To the Editor:

I have read with interest the competing descriptions of the new local Democratic Town Committee PAC known as ANDD by members of the committee and in the critique by Alexander Davidson, Vice Chairman of the Republican Town Committee.

Frankly, ANDD does not sound like ground-breaking stuff. Most of the activities strike me as normal functions of a local town committee of either party. If it generates more substantive discussion of issues and perhaps some long-absent competitive races, it sounds like a healthy exercise in local politics.

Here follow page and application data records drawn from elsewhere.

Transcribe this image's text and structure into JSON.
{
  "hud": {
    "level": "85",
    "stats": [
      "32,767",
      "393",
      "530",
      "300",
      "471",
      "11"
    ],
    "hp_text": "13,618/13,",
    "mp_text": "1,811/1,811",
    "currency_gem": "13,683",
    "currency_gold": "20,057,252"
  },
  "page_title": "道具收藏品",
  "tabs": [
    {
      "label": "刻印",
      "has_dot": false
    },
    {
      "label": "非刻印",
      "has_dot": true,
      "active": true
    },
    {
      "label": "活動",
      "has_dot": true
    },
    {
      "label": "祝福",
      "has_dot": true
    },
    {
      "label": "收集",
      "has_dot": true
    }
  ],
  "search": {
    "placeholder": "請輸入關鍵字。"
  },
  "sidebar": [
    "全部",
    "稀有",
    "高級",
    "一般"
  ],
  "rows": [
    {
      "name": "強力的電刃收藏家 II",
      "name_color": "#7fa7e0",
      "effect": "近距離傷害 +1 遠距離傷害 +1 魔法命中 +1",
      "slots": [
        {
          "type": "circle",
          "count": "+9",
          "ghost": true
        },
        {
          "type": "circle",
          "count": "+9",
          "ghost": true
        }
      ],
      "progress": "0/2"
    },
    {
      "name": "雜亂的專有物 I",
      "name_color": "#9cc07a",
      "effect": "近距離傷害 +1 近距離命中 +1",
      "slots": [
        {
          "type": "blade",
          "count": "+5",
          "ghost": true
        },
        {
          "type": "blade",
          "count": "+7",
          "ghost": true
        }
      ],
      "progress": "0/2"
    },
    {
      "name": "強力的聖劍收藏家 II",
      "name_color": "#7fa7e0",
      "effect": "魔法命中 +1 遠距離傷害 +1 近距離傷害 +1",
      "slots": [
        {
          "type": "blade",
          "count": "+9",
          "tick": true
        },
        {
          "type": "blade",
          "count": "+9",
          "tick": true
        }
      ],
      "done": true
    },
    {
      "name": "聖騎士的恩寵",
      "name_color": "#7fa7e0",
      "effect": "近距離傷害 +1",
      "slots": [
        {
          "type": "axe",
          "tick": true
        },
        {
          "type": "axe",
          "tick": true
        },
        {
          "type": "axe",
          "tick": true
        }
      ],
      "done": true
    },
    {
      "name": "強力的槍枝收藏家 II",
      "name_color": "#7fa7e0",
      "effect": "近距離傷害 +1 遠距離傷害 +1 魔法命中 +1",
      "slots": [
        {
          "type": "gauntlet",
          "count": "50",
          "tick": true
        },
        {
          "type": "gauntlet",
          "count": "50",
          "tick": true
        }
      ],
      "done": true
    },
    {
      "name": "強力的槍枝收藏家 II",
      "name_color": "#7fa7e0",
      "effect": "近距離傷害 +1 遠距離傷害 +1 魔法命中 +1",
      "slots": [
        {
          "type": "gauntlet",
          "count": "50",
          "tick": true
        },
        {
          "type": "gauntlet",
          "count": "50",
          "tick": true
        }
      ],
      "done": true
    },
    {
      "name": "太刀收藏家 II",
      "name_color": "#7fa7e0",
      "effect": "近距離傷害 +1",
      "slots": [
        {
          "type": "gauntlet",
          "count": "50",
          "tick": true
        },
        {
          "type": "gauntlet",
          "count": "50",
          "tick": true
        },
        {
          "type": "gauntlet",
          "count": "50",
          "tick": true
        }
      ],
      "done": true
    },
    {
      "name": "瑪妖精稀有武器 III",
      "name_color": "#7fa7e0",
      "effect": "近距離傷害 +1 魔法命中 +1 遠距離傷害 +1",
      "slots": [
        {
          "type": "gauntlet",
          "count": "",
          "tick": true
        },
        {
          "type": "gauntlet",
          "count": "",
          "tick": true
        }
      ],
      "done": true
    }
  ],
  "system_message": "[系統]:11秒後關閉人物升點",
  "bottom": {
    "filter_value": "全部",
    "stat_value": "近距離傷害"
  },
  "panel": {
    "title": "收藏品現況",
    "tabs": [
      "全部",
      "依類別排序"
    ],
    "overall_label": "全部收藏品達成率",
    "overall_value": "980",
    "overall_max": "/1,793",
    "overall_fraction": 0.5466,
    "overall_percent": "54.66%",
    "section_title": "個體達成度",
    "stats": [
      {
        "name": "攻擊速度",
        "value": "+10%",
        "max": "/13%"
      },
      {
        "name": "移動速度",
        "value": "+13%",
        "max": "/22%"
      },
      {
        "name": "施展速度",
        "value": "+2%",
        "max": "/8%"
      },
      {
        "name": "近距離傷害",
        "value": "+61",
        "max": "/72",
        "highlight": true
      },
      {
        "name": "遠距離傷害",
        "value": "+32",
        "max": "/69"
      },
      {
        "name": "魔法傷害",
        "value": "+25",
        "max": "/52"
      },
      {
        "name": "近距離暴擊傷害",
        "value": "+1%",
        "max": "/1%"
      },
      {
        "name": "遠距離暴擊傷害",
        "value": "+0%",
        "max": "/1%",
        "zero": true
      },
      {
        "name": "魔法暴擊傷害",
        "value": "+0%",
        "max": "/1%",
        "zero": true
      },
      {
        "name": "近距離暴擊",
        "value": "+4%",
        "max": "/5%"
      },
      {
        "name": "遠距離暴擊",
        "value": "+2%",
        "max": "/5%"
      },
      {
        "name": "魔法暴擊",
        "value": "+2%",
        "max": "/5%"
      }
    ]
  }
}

I am dismayed by both the tenor and substance of Vice Chairman Davidson’s response in which he slings epithets including “Democratic Party Cabal” and “Actually Nothing Doing Democrats.” The Democrats are accused of “playing partisan politics.” (Aren’t local party committees inherently partisan?) For good measure, Mr. Davidson suggests that voters who elect Democrats are “dumb.”

I find myself wondering whether this represents the views of the RTC or if Mr. Davidson is freelancing. I can only hope that this is an aberration and that we are not sliding into the odious communication style we have seen on the national level these past three years.

Although I am a registered Democrat, I have never voted a straight party ticket and I am unlikely to become an “activist.” Over the years I have had the good fortune to work with Jayme Stevenson, Terrie Wood, and Bob Duff on various issues affecting our town. I have consistently voted for all three- not based on party affiliation or complete agreement with their policy positions, but because I believe they are effective, responsible, and ethical leaders.

I hope the ANDD effort produces some results and that the RTC redoubles its efforts so both parties can register more voters, recruit more candidates, and compete robustly in the marketplace of ideas. Even with the current political polarization in the nation at large, it is my hope that our community can maintain the extraordinary level of volunteerism, civic engagement, and civility that has defined our local politics for two hundred years.

Bruce Hill